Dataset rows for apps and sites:
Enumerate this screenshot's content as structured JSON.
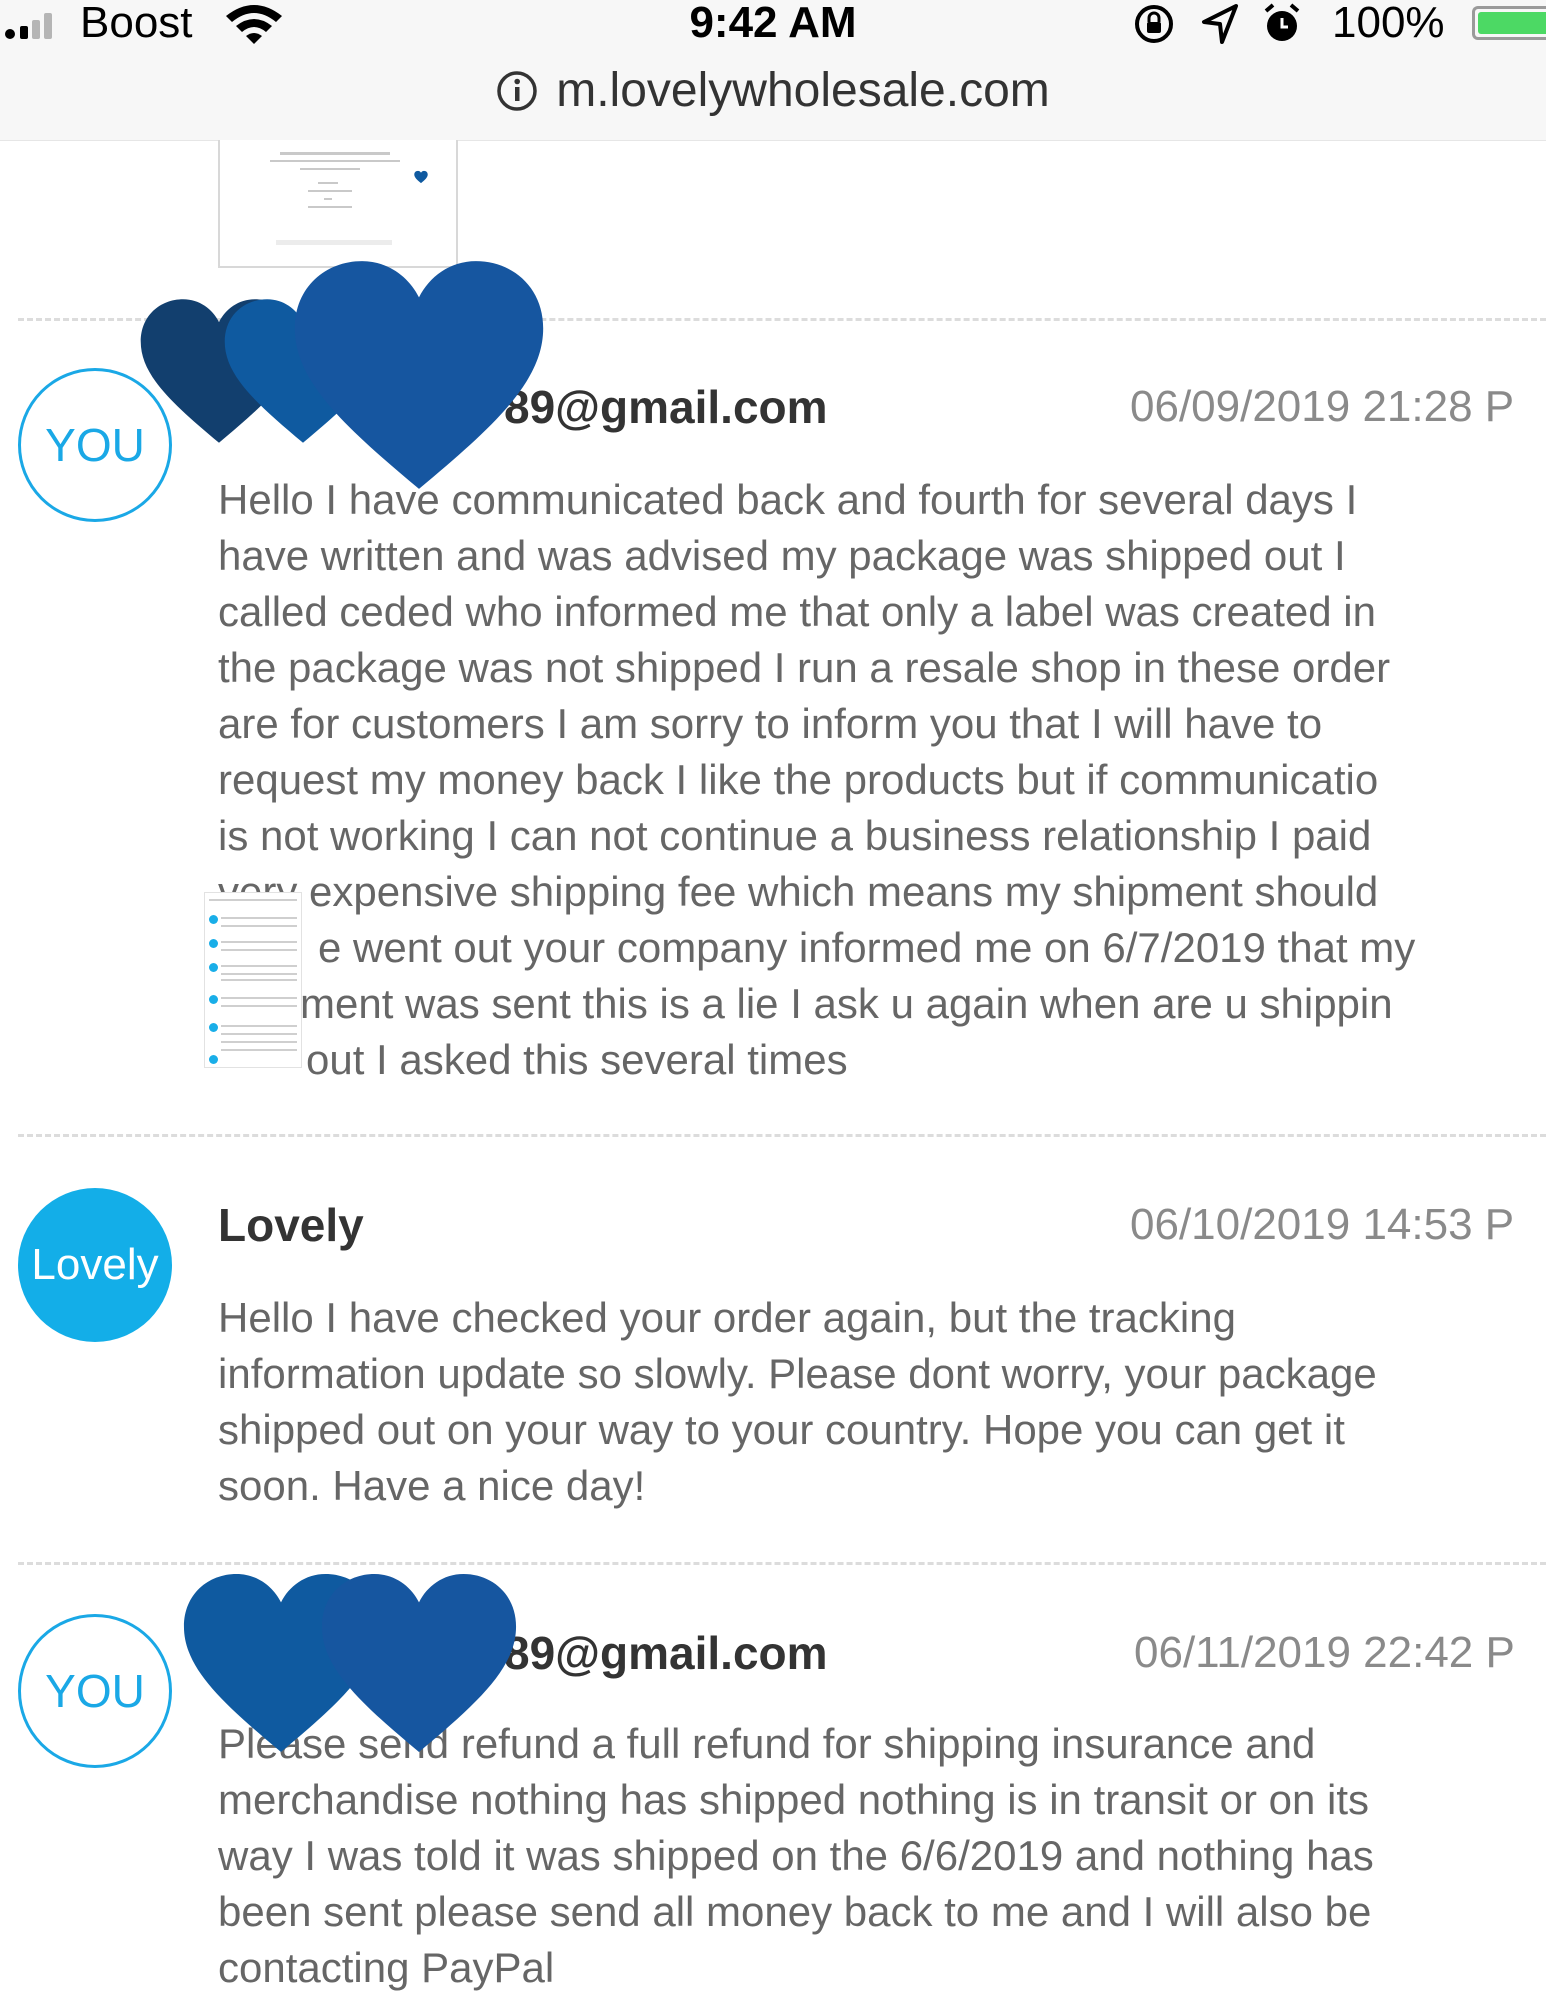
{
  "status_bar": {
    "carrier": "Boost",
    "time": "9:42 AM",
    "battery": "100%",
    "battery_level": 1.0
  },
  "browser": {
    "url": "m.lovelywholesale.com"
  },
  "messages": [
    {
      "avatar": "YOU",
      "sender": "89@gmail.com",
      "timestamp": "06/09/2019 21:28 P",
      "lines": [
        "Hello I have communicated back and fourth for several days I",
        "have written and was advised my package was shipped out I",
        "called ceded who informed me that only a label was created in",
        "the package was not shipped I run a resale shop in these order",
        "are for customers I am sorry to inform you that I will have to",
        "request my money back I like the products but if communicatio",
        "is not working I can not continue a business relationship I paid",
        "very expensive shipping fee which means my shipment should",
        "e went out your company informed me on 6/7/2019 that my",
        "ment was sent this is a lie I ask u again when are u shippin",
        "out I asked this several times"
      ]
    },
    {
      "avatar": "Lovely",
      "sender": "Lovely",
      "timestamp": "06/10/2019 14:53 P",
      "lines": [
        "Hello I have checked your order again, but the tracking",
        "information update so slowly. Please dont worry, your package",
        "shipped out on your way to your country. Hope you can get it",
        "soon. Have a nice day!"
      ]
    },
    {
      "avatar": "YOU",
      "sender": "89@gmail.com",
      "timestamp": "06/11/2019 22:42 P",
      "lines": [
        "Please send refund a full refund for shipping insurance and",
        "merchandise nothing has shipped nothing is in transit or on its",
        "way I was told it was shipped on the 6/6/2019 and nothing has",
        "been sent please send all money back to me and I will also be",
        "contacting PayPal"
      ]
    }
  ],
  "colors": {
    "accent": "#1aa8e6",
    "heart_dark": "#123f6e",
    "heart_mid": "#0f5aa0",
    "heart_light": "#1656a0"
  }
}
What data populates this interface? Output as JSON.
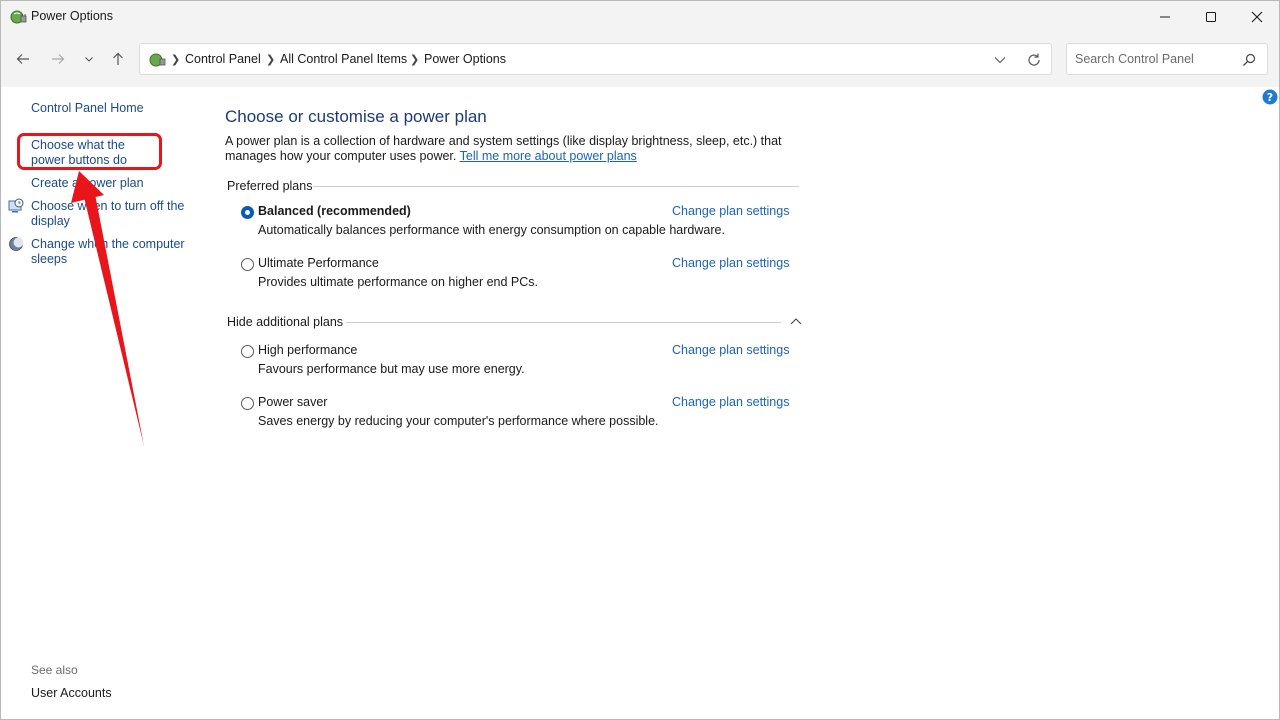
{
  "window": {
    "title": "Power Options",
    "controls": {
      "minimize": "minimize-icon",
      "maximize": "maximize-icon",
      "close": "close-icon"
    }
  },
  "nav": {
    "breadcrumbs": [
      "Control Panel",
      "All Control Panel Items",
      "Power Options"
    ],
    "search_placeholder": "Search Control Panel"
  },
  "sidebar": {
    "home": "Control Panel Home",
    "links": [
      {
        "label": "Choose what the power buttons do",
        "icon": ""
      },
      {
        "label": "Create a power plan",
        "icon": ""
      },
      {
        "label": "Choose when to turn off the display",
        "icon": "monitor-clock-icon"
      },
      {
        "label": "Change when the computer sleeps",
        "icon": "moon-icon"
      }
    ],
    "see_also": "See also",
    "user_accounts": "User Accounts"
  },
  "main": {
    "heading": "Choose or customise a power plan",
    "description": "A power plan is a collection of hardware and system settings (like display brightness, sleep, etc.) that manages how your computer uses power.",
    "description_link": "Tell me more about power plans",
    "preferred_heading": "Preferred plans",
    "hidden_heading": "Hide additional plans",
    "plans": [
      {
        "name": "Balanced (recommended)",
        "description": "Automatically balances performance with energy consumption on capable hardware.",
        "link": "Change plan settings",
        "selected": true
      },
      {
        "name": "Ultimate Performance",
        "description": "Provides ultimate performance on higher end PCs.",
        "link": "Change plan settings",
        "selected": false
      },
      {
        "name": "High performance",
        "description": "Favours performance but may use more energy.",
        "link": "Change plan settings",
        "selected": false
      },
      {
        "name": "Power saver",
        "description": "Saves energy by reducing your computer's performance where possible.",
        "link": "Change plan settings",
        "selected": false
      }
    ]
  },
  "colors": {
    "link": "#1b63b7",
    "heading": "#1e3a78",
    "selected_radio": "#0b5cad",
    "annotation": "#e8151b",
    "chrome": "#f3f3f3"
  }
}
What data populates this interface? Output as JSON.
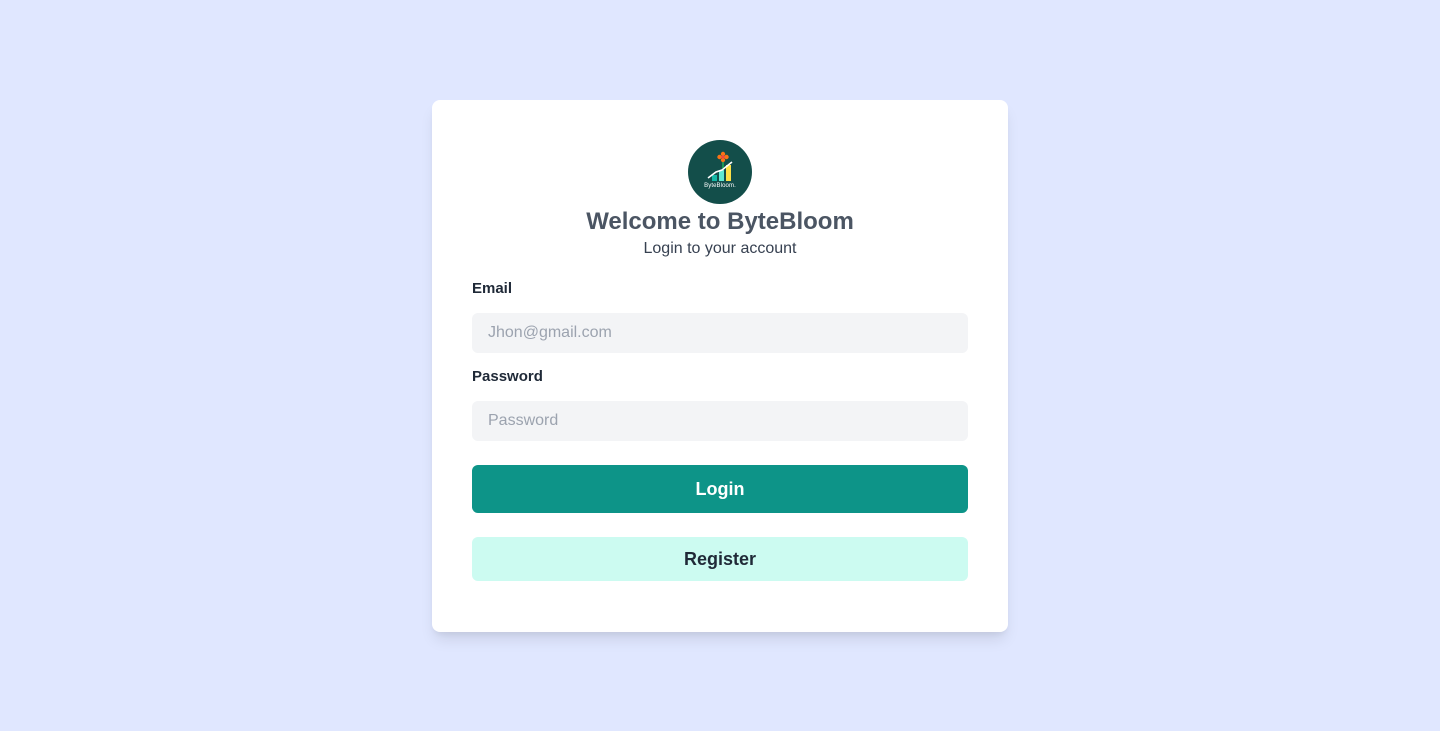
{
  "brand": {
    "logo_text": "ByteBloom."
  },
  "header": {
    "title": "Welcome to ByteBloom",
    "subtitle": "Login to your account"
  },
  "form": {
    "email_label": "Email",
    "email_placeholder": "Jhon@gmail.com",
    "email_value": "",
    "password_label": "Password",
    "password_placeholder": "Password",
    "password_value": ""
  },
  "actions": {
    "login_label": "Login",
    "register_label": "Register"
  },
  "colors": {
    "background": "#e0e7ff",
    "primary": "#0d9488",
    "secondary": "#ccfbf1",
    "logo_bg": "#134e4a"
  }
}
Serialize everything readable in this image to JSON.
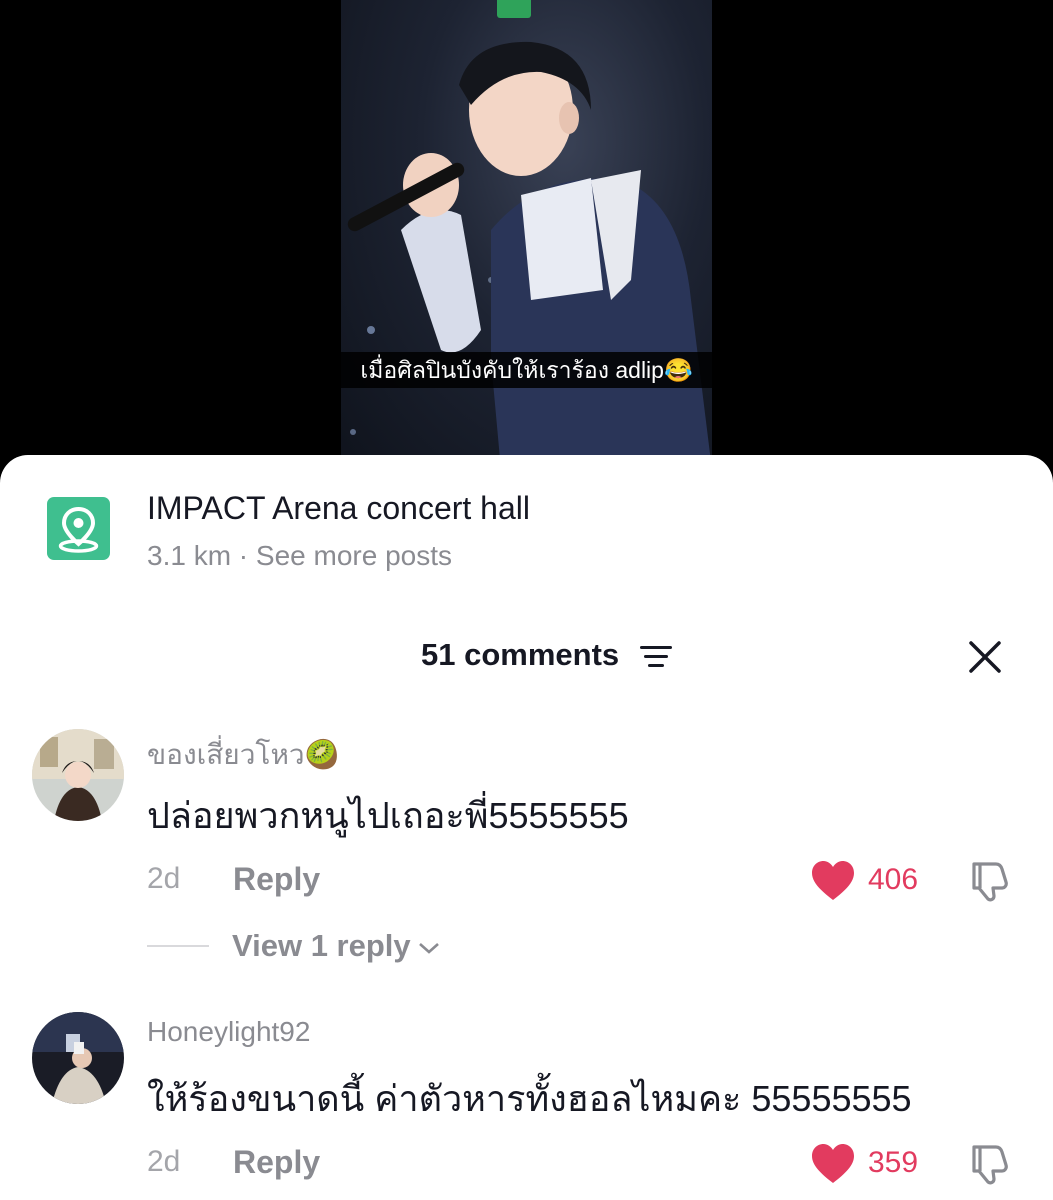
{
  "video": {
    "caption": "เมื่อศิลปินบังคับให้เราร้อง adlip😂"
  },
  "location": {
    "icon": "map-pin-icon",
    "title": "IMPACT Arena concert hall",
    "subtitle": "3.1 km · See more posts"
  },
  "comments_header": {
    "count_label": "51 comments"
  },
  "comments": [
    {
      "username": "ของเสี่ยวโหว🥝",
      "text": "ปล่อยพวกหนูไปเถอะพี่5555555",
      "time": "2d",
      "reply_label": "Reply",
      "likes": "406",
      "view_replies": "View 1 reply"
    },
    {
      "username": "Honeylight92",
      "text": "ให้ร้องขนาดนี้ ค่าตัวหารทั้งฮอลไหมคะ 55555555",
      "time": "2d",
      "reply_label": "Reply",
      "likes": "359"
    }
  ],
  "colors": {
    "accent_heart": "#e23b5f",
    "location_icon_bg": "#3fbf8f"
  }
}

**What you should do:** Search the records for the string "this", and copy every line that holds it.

**Task solution:**
Enumerate this screenshot's content as structured JSON.
        "ment was sent this is a lie I ask u again when are u shippin",
        "out I asked this several times"
What data populates this interface? Output as JSON.
What data populates this interface? Output as JSON.
Serialize everything readable in this image to JSON.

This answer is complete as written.